Food orders at Genki Sushi in the capital’s BKK1 neighbourhood are placed on an iPad mini tablet and transmitted wirelessly to the kitchen, where the items are prepared and then delivered to the customer’s table by a high-speed rail line. The technology-enabled restaurant chain, which opened its first outlet in Cambodia in December 2016, puts a digital spin on the traditional Japanese kaiten-zushi, or conveyor-belt sushi restaurant.
The concept has driven the Japanese chain’s overseas expansion and is expected to carry it further as it seeks to extend its foothold in Southeast Asia, with plans announced last month to enlarge its overseas restaurant portfolio from the current 166 to 250 by the end of next year.
The manager of the chain’s lone Cambodian outlet says he too is gearing up for expansion, though he admits the restaurant has struggled to fill tables and the novelty of express-train sushi has been slow to catch on with Cambodian customers.

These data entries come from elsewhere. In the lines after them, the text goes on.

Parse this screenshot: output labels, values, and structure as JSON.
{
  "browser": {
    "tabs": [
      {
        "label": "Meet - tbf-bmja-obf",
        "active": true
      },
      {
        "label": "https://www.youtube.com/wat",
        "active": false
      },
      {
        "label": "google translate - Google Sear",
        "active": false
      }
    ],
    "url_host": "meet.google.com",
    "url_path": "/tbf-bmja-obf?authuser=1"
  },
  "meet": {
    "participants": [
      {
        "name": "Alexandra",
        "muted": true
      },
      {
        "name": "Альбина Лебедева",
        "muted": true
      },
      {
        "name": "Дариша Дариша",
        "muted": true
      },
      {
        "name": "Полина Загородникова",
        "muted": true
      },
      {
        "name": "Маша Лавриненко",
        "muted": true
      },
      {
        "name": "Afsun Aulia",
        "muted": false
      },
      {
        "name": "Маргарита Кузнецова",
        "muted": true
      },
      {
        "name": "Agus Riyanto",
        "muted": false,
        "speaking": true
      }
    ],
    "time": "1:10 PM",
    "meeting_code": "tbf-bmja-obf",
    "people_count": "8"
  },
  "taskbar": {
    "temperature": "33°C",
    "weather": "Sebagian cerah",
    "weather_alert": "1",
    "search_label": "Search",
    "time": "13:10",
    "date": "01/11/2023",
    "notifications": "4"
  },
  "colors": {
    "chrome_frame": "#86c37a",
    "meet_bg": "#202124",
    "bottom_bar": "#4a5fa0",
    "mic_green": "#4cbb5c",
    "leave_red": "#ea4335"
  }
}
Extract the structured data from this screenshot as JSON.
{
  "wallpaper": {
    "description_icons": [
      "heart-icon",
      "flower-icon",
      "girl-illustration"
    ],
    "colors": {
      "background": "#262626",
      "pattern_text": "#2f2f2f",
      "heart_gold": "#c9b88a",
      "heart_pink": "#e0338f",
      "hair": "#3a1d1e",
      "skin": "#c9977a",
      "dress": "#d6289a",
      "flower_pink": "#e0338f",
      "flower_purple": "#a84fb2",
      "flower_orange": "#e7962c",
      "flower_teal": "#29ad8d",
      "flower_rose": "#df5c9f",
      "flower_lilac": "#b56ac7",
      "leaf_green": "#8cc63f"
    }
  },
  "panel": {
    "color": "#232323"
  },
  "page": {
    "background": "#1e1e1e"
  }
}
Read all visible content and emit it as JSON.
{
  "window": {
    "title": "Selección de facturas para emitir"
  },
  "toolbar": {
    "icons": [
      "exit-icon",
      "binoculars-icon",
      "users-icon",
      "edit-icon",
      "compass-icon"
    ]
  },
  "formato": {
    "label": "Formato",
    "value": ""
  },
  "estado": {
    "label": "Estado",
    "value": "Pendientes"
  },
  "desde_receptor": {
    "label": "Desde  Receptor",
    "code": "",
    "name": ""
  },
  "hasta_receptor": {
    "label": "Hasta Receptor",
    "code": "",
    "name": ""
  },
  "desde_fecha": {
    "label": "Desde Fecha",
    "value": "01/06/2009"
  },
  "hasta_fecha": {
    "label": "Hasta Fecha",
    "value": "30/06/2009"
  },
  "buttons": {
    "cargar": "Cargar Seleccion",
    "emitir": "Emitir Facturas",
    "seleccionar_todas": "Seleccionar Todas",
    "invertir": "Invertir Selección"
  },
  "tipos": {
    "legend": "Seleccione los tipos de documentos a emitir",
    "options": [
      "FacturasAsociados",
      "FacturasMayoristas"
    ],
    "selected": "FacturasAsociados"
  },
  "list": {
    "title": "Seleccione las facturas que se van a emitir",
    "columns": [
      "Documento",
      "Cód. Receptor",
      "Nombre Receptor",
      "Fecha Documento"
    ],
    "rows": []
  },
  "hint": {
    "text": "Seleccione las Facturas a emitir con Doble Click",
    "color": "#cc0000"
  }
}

At lunchtime on a weekday last week, less than a dozen people could be seen eating, with most of the restaurant’s booths vacant.
“We’re not very busy,” said Hun Chhorvan. “We’ve been slowly growing, but most of our patrons are foreigners.”
A big part of the problem, he suggests, is the location. Genki Sushi has been a huge success in Japan and other markets, where the chain has snapped up nearly 300 high-traffic locations – mostly in malls and shopping plazas. But when the company first arrived in the Cambodian market it found its first choice of location, a slot in Aeon Mall’s food court, fully booked.
Having already committed to the market, Genki Sushi decided on a stand-alone restaurant, leasing a spacious two-storey building in one of the capital’s most expensive neighbourhoods.
For those who have tried it, Genki Sushi offers delicious high-quality food. The restaurant has good reviews and its own fan following on social media. However, the BKK1 outlet has struggled to attract new customers, particularly the rising Cambodian middle class.
“This is a good location, but most people think the cost here will be too high because we are in an expensive neighbourhood,” he said, adding that limited parking was also an issue.
Chhorvan said while the Cambodian outlet was the first to open a VIP room, which can seat a couple dozen customers, the concept appears to have fizzled as the few guests who tried the upstairs space appeared disappointed to discover that the sushi express train does not deliver to it.
The digital ordering system and express train has drawn customers, Chhorvan insists, but he said automation has not reduced the restaurant’s overheads as people might expect.
“We want to give the customer fast, good food,” he said. “This doesn’t deduct the cost of labour, though.”
Genki Sushi currently employs more than 30 staff, who prepare food, clean tables and assist with order items too big or precarious to be delivered by the high-speed train.
“We used to have around 40 staff, but we had to cut down because business traffic here is not high,” Chhorvan said.Meanwhile, Genki Sushi has secured a second location inside the future Aeon II Mall, which is scheduled to open in mid-2018. Chhorvan said he expects the mall outlet to draw higher foot traffic and increase brand recognition, which should send more customers to the BKK1 restaurant.
“I think the traffic will be double [at the Aeon Mall II location],” he explained. “And the new location should mean good things for this branch.”